THERE’S AN ARGUMENT TO BE MADE, BUT THIS ISN’T IT…. Time magazine names its “Dirty Dozen” in its new issue, making the case for who’s to blame for the BP oil spill disaster. The top of the list is pretty straightforward — #1 is former BP CEO John Browne, and #2 is current BP CEO Tony Hayward. Sounds about right.
His Administration has now begun strengthening federal oversight of offshore drilling, but the President also proposed opening vast new tracts for such production shortly before Deepwater Horizon exploded.
Clearly, the president is not beyond reproach. One can make the case — indeed, Obama has made the case — that the administration could have moved even faster to address Bush-era corruption at the MMS and improve government regulations. But it almost certainly wouldn’t have prevented this disaster.

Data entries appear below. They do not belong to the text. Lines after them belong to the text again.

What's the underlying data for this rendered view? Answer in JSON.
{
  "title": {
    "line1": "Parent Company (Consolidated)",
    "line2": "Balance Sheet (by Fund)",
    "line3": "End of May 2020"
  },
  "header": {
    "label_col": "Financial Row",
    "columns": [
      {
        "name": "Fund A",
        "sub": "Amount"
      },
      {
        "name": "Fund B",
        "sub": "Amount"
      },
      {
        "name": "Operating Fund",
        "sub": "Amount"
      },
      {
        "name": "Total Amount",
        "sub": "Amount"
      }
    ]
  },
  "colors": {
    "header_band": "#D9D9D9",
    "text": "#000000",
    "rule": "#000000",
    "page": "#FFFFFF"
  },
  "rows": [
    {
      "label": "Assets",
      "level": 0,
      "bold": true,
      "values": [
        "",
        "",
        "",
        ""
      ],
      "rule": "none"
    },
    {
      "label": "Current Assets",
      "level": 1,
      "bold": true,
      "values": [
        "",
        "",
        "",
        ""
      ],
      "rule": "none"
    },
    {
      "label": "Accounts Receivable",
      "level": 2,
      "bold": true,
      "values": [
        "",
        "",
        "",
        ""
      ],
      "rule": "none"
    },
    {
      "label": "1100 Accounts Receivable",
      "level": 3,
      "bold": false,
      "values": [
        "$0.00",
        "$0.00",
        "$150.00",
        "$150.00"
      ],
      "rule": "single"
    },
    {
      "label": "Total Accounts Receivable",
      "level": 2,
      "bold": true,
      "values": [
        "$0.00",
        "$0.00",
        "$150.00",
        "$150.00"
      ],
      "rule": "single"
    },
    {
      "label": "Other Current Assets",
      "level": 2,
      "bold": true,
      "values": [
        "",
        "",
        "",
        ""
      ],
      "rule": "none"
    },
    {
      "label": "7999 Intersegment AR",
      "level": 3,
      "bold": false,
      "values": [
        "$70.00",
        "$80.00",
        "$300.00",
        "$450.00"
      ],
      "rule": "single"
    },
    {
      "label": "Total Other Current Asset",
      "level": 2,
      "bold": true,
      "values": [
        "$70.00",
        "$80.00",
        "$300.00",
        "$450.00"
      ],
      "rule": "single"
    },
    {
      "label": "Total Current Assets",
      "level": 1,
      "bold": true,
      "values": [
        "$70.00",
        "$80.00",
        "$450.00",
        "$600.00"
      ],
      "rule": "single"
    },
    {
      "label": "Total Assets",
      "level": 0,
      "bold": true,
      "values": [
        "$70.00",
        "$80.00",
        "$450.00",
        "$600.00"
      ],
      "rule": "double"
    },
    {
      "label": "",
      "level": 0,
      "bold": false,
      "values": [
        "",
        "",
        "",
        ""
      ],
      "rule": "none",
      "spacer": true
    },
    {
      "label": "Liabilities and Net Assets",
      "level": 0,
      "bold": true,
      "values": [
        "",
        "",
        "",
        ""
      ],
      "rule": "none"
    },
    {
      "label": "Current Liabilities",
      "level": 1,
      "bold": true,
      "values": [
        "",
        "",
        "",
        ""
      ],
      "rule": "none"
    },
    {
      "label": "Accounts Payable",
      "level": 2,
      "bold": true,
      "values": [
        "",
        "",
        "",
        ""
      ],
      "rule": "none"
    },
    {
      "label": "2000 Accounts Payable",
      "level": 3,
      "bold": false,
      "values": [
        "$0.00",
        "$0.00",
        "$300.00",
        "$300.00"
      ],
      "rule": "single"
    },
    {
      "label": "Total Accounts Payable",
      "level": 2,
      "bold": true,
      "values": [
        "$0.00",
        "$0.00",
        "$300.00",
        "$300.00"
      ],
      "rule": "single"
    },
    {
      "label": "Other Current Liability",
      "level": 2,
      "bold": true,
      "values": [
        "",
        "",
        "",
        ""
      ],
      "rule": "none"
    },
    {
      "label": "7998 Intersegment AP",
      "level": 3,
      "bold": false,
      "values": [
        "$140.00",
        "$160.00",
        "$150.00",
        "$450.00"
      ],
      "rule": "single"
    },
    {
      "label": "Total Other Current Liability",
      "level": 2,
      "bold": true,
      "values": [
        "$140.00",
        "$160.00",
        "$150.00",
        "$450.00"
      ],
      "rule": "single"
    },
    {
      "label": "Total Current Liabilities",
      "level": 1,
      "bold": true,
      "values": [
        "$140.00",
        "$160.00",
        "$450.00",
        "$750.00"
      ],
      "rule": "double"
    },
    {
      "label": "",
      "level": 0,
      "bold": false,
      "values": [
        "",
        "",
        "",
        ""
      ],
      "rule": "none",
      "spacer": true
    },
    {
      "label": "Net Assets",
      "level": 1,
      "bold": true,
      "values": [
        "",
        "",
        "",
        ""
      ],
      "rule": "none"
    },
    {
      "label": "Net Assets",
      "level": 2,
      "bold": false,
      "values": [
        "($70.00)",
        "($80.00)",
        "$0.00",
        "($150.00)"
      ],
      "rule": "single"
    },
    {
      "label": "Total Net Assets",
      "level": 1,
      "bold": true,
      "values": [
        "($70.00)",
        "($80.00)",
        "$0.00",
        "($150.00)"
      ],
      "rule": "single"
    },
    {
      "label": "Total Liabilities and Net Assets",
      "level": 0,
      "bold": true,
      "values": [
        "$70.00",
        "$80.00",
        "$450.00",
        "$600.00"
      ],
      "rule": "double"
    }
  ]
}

And that’s why Time‘s item seems so misplaced. The point of the “Dirty Dozen” is to assign blame for this mess. There’s no ambiguity — the feature piece says right in the headline that the point is to identify “who to blame for the oil spill.”
With that in mind, why does expanded production have to do with the Deepwater Horizon catastrophe? Whether the administration had agreed to new drilling opportunities or not had no bearing on the explosion and subsequent crisis. They’re related to the extent that both deal with drilling, but if the point to assign blame, one has nothing to do with the other.
As Matt Gertz put it, “If someone has a plausible argument for why Obama proposing an expansion of offshore drilling on March 31 makes him at fault for an oil spill that began on April 20, I’d really like to hear it. The Deepwater Horizon rig was ‘placed into service’ in 2001 and finished drilling the well in question in September 2009. Unless Obama’s announcement triggered weeks of drunken partying on the rig which caused its destruction (somewhat unlikely), Time’s commentary doesn’t really hold water.”